Input data =>

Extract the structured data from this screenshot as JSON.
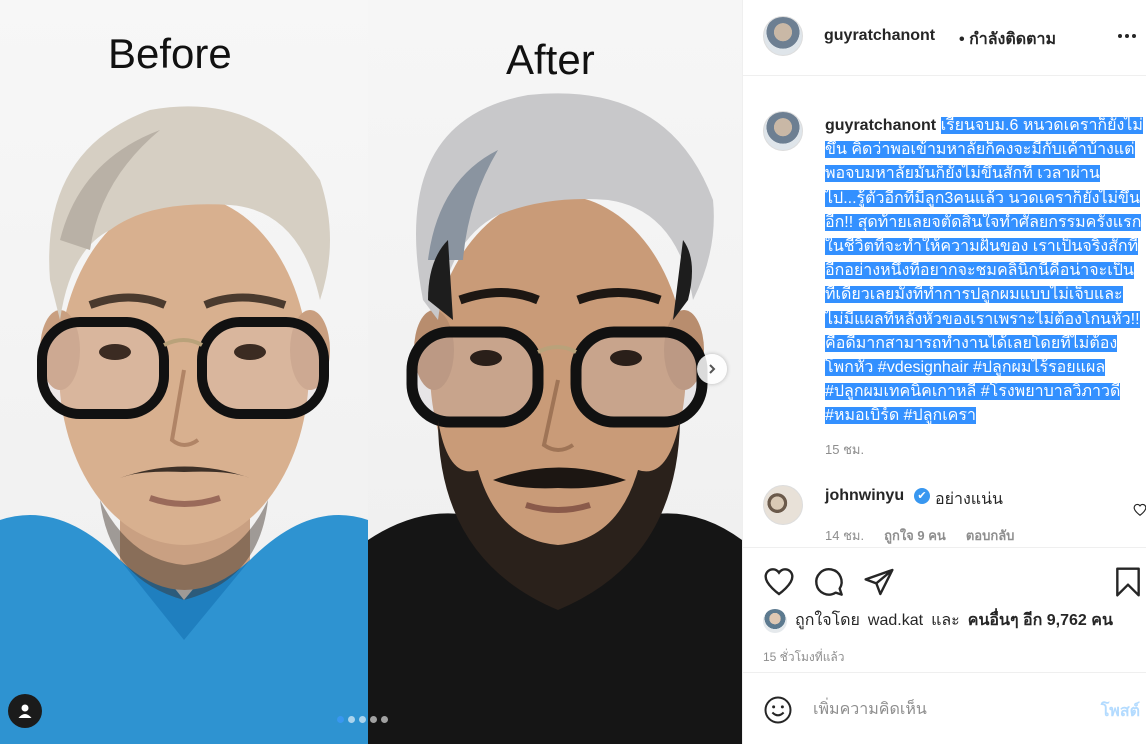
{
  "photo": {
    "before_label": "Before",
    "after_label": "After",
    "slide_count": 5,
    "active_slide": 1
  },
  "header": {
    "username": "guyratchanont",
    "separator": "•",
    "follow_status": "กำลังติดตาม"
  },
  "caption": {
    "username": "guyratchanont",
    "text": "เรียนจบม.6 หนวดเคราก็ยังไม่ขึ้น คิดว่าพอเข้ามหาลัยก็คงจะมีกับเค้าบ้างแต่พอจบมหาลัยมันก็ยังไม่ขึ้นสักที เวลาผ่านไป...รู้ตัวอีกทีมีลูก3คนแล้ว นวดเคราก็ยังไม่ขึ้นอีก!! สุดท้ายเลยจตัดสินใจทำศัลยกรรมครั้งแรกในชีวิตที่จะทำให้ความฝันของ เราเป็นจริงสักที อีกอย่างหนึ่งที่อยากจะชมคลินิกนี้คือน่าจะเป็นที่เดียวเลยมั้งที่ทำการปลูกผมแบบไม่เจ็บและไม่มีแผลที่หลังหัวของเราเพราะไม่ต้องโกนหัว!! คือดีมากสามารถทำงานได้เลยโดยที่ไม่ต้องโพกหัว #vdesignhair #ปลูกผมไร้รอยแผล #ปลูกผมเทคนิคเกาหลี #โรงพยาบาลวิภาวดี #หมอเบิร์ด #ปลูกเครา",
    "time": "15 ชม."
  },
  "reply": {
    "username": "johnwinyu",
    "verified_mark": "✔",
    "text": "อย่างแน่น",
    "time": "14 ชม.",
    "likes": "ถูกใจ 9 คน",
    "reply_label": "ตอบกลับ"
  },
  "likes": {
    "prefix": "ถูกใจโดย",
    "first_user": "wad.kat",
    "and": "และ",
    "others": "คนอื่นๆ อีก 9,762 คน"
  },
  "post_time": "15 ชั่วโมงที่แล้ว",
  "comment_box": {
    "placeholder": "เพิ่มความคิดเห็น",
    "post_label": "โพสต์"
  }
}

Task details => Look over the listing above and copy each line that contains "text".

Answer to this exercise =>
    "text": "เรียนจบม.6 หนวดเคราก็ยังไม่ขึ้น คิดว่าพอเข้ามหาลัยก็คงจะมีกับเค้าบ้างแต่พอจบมหาลัยมันก็ยังไม่ขึ้นสักที เวลาผ่านไป...รู้ตัวอีกทีมีลูก3คนแล้ว นวดเคราก็ยังไม่ขึ้นอีก!! สุดท้ายเลยจตัดสินใจทำศัลยกรรมครั้งแรกในชีวิตที่จะทำให้ความฝันของ เราเป็นจริงสักที อีกอย่างหนึ่งที่อยากจะชมคลินิกนี้คือน่าจะเป็นที่เดียวเลยมั้งที่ทำการปลูกผมแบบไม่เจ็บและไม่มีแผลที่หลังหัวของเราเพราะไม่ต้องโกนหัว!! คือดีมากสามารถทำงานได้เลยโดยที่ไม่ต้องโพกหัว #vdesignhair #ปลูกผมไร้รอยแผล #ปลูกผมเทคนิคเกาหลี #โรงพยาบาลวิภาวดี #หมอเบิร์ด #ปลูกเครา",
    "text": "อย่างแน่น",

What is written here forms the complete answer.